Meet the Marketer | Jan 2023
Stefan Lorentzson, Senior Vice President of Communications at Volvo Group
“When we discuss marketing, we many times relate that to external activities and external communications, but everything we communicate externally comes from within.”
In order to understand the ever-changing climate of marketing and adapt to the rapid shifts, we wanted to understand the marketers of tomorrow and to benchmark the leaders of today. We wanted to learn about their mindsets, but also to shine a light on the marketer. This is an interview series where we present leaders within marketing, creating a forum for them to speak their thoughts and share insights for the marketers of tomorrow.
Stefan Lorentzson is the Senior Vice President of Communications, CSR, Public Affairs, and Brand at Volvo Group. With over 30 years of experience in the industry, he is a seasoned professional and a respected leader in his field. Recently, he sat down with GO MO Group for an interview to share his insights on marketing and leadership from his extensive career.
Interview with Stefan Lorentzson, SVP of Communications at AB Volvo
You have held many leadership positions within communications over the last 30 years – are you still learning at this point?
Of course! It’s important to be a lifelong learner in this field. Whether it’s keeping up with the latest digital tools, understanding changes in consumer behavior, or staying informed about global issues, it is a requirement to stay up-to-date.
My latest Eureka!-moment came when I was out discussing management and leadership, We started talking about “kind management”. Can you imagine that that is on the agenda today? Everybody accepted that and agreed that this is the way to go. But then I thought, “Do we have unkind management today?” and obviously, it exists. The next question I asked myself is that if you have a kind leader and an unkind leader – which one would you follow? The answer seems kind of simple.
The fact that we even discussed this reflects macro changes in my mind. With everything that has been going on, like the pandemic, wars, or the environment, there’s a lot of uncertainty. We have gone from a supply-driven market to one driven by demand. So whatever the people can provide the customers and consumers with is what will define the market. companies are very dependent on our people – we have always been, but it is more tangible than ever.
In your mind, is there a connection between external communications and internal communications?
Definitely so! We usually say that companies are built on three building blocks: strategy, structure, and culture. Strategy is something that we can take from another competitor if we want to. The structure can also be copied and pasted from someone else. But the culture is unique – that is something that comes from within. When we discuss marketing, we often relate that to external activities and external communications, but everything we communicate externally comes from within.
What trends or shifts have you seen over the course of your career?
If you look back 30 years ago, so many things have changed. We have gone from analog to digital, from push to pull, and from mass communication to direct communication. We used to talk about “made in” or “made by”, today we talk about “made how”, or “made why”.
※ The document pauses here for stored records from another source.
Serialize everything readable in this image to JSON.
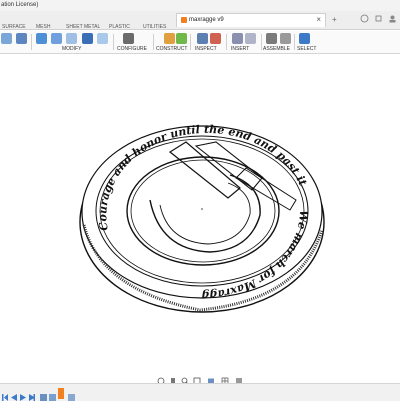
{
  "window": {
    "license_text": "ation License)"
  },
  "document_tab": {
    "title": "maxragge v9"
  },
  "workspace_tabs": [
    "SURFACE",
    "MESH",
    "SHEET METAL",
    "PLASTIC",
    "UTILITIES"
  ],
  "toolbar": {
    "groups": [
      "MODIFY",
      "CONFIGURE",
      "CONSTRUCT",
      "INSPECT",
      "INSERT",
      "ASSEMBLE",
      "SELECT"
    ]
  },
  "coin": {
    "inscription_top": "Courage and honor until the end and past it",
    "inscription_bottom": "We march for Maxragge"
  },
  "icons": {
    "close": "close-icon",
    "add_tab": "plus-icon",
    "orbit": "orbit-icon",
    "pan": "pan-icon",
    "zoom": "zoom-icon",
    "fit": "fit-icon",
    "display": "display-settings-icon",
    "grid": "grid-icon",
    "viewports": "viewports-icon",
    "play": "play-icon",
    "marker": "timeline-marker-icon"
  },
  "colors": {
    "accent": "#f08020",
    "toolbar_bg": "#fafafa",
    "canvas_bg": "#ffffff",
    "line": "#111111"
  }
}
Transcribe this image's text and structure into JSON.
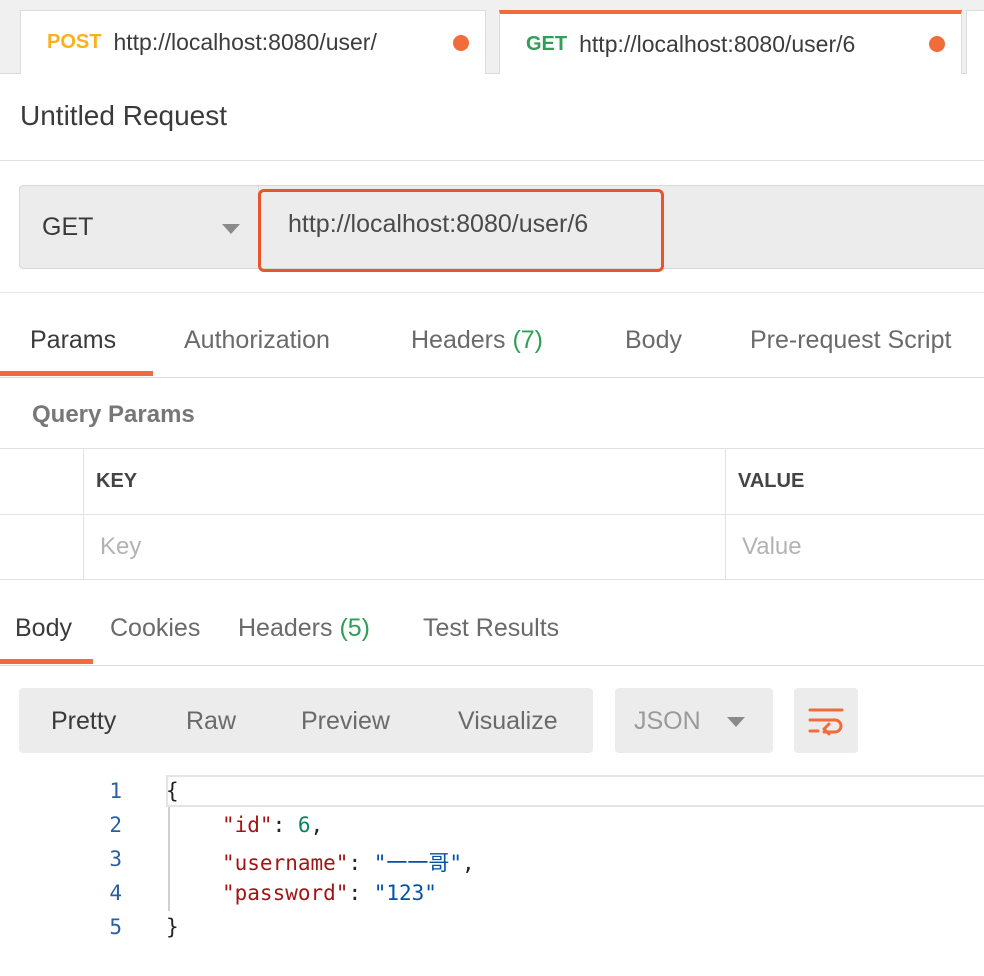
{
  "tabs": [
    {
      "method": "POST",
      "url": "http://localhost:8080/user/"
    },
    {
      "method": "GET",
      "url": "http://localhost:8080/user/6"
    }
  ],
  "request": {
    "title": "Untitled Request",
    "method": "GET",
    "url": "http://localhost:8080/user/6"
  },
  "request_tabs": {
    "params": "Params",
    "authorization": "Authorization",
    "headers": "Headers",
    "headers_count": "(7)",
    "body": "Body",
    "prerequest": "Pre-request Script"
  },
  "query_params": {
    "label": "Query Params",
    "key_header": "KEY",
    "value_header": "VALUE",
    "key_placeholder": "Key",
    "value_placeholder": "Value"
  },
  "response_tabs": {
    "body": "Body",
    "cookies": "Cookies",
    "headers": "Headers",
    "headers_count": "(5)",
    "tests": "Test Results"
  },
  "view": {
    "pretty": "Pretty",
    "raw": "Raw",
    "preview": "Preview",
    "visualize": "Visualize",
    "format": "JSON",
    "wrap_icon": "wrap-lines-icon"
  },
  "response_body": {
    "line_numbers": [
      "1",
      "2",
      "3",
      "4",
      "5"
    ],
    "open_brace": "{",
    "close_brace": "}",
    "lines": [
      {
        "key": "\"id\"",
        "sep": ": ",
        "value": "6",
        "trail": ","
      },
      {
        "key": "\"username\"",
        "sep": ": ",
        "value": "\"一一哥\"",
        "trail": ","
      },
      {
        "key": "\"password\"",
        "sep": ": ",
        "value": "\"123\"",
        "trail": ""
      }
    ]
  },
  "colors": {
    "accent": "#f26b3a",
    "get": "#2f9e57",
    "post": "#fbb117",
    "url_highlight": "#e8552b"
  }
}
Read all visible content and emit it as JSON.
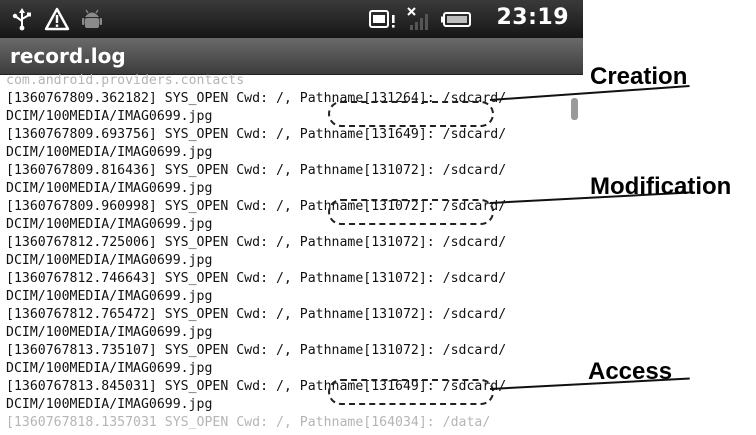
{
  "statusbar": {
    "time": "23:19",
    "left_icons": [
      "usb-icon",
      "warning-icon",
      "android-debug-icon"
    ],
    "right_icons": [
      "sd-card-alert-icon",
      "no-signal-icon",
      "battery-icon"
    ]
  },
  "app": {
    "title": "record.log"
  },
  "log": {
    "lines": [
      {
        "text": "com.android.providers.contacts",
        "faded": true
      },
      {
        "text": "[1360767809.362182] SYS_OPEN Cwd: /, Pathname[131264]: /sdcard/",
        "faded": false
      },
      {
        "text": "DCIM/100MEDIA/IMAG0699.jpg",
        "faded": false
      },
      {
        "text": "[1360767809.693756] SYS_OPEN Cwd: /, Pathname[131649]: /sdcard/",
        "faded": false
      },
      {
        "text": "DCIM/100MEDIA/IMAG0699.jpg",
        "faded": false
      },
      {
        "text": "[1360767809.816436] SYS_OPEN Cwd: /, Pathname[131072]: /sdcard/",
        "faded": false
      },
      {
        "text": "DCIM/100MEDIA/IMAG0699.jpg",
        "faded": false
      },
      {
        "text": "[1360767809.960998] SYS_OPEN Cwd: /, Pathname[131072]: /sdcard/",
        "faded": false
      },
      {
        "text": "DCIM/100MEDIA/IMAG0699.jpg",
        "faded": false
      },
      {
        "text": "[1360767812.725006] SYS_OPEN Cwd: /, Pathname[131072]: /sdcard/",
        "faded": false
      },
      {
        "text": "DCIM/100MEDIA/IMAG0699.jpg",
        "faded": false
      },
      {
        "text": "[1360767812.746643] SYS_OPEN Cwd: /, Pathname[131072]: /sdcard/",
        "faded": false
      },
      {
        "text": "DCIM/100MEDIA/IMAG0699.jpg",
        "faded": false
      },
      {
        "text": "[1360767812.765472] SYS_OPEN Cwd: /, Pathname[131072]: /sdcard/",
        "faded": false
      },
      {
        "text": "DCIM/100MEDIA/IMAG0699.jpg",
        "faded": false
      },
      {
        "text": "[1360767813.735107] SYS_OPEN Cwd: /, Pathname[131072]: /sdcard/",
        "faded": false
      },
      {
        "text": "DCIM/100MEDIA/IMAG0699.jpg",
        "faded": false
      },
      {
        "text": "[1360767813.845031] SYS_OPEN Cwd: /, Pathname[131649]: /sdcard/",
        "faded": false
      },
      {
        "text": "DCIM/100MEDIA/IMAG0699.jpg",
        "faded": false
      },
      {
        "text": "[1360767818.1357031 SYS_OPEN Cwd: /, Pathname[164034]: /data/",
        "faded": true
      }
    ]
  },
  "annotations": {
    "creation": "Creation",
    "modification": "Modification",
    "access": "Access"
  },
  "colors": {
    "statusbar_bg": "#1e1e1e",
    "titlebar_bg": "#4e4e4e",
    "log_text": "#111111",
    "callout": "#000000"
  }
}
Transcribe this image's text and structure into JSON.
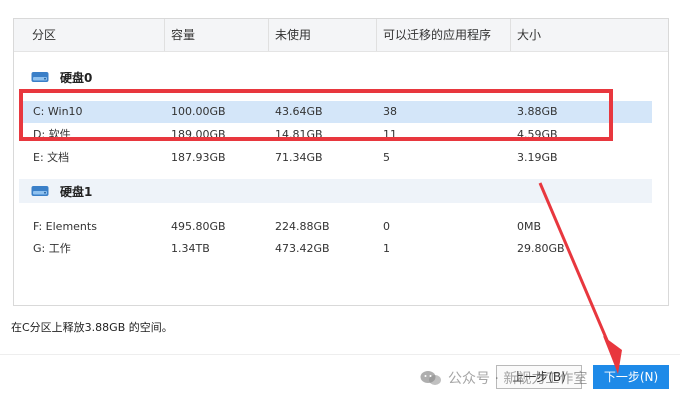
{
  "table": {
    "headers": [
      "分区",
      "容量",
      "未使用",
      "可以迁移的应用程序",
      "大小"
    ],
    "groups": [
      {
        "label": "硬盘0",
        "rows": [
          {
            "partition": "C:  Win10",
            "capacity": "100.00GB",
            "unused": "43.64GB",
            "apps": "38",
            "size": "3.88GB",
            "selected": true
          },
          {
            "partition": "D:  软件",
            "capacity": "189.00GB",
            "unused": "14.81GB",
            "apps": "11",
            "size": "4.59GB",
            "selected": false
          },
          {
            "partition": "E:  文档",
            "capacity": "187.93GB",
            "unused": "71.34GB",
            "apps": "5",
            "size": "3.19GB",
            "selected": false
          }
        ]
      },
      {
        "label": "硬盘1",
        "rows": [
          {
            "partition": "F:  Elements",
            "capacity": "495.80GB",
            "unused": "224.88GB",
            "apps": "0",
            "size": "0MB",
            "selected": false
          },
          {
            "partition": "G:  工作",
            "capacity": "1.34TB",
            "unused": "473.42GB",
            "apps": "1",
            "size": "29.80GB",
            "selected": false
          }
        ]
      }
    ]
  },
  "status_text": "在C分区上释放3.88GB 的空间。",
  "buttons": {
    "prev": "上一步(B)",
    "next": "下一步(N)"
  },
  "watermark": "公众号 · 新视力工作室",
  "colors": {
    "highlight": "#e8373e",
    "selected_row": "#d4e6f9",
    "primary_button": "#1e8ae8"
  }
}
We are in a paradigm shift when it comes to customer behaviors, marketing, and business processes. Take the Edelman Trust Barometer, for instance. When they asked businesses which is the most important stakeholder, this has always been the customers. This year, for the first time ever, it’s the employees.
Sir Richard Branson, put that together in a smart way, I think, because the clients are, of course, important. But he said our client is not the most important one, our people are; if we take care of our people, they will take care of our clients. And that creates a kind of circular way of looking at it, which I appreciate.
As a leader, do you have anything to say to young, aspiring professionals?
My advice to young professionals is actually two: First is being a can-do person. By this, I mean that you should say yes to many things. That doesn’t mean you should say yes to everything, but the perception of you that you want to create is that you are a person one goes to when action is needed. And action is important – action speaks louder than words. My second piece of advice is to be yourself. Don’t try to play a role. Don’t try to act like what you think the bosses want to see or what marketeers should do. Act according to who you are.
You’ve mentioned kind management, what is that?
Kind management is ordinary leadership skills based on human values and human needs. Human-centric leadership, basically. People want to contribute to the best of their abilities, and they want to be recognized for their efforts. They want to be listened to, and this requires leadership that is open-minded and that creates an atmosphere of trust where people are not afraid to try new things or speak their minds. The only way to achieve this is to walk the talk. I see it every day when you greet people, when you say thank you, or when you recognize what they’re doing. It starts with small everyday steps.
The conclusion when it comes to kind management is that human capital is the driver for success and that caring is the ultimate human currency.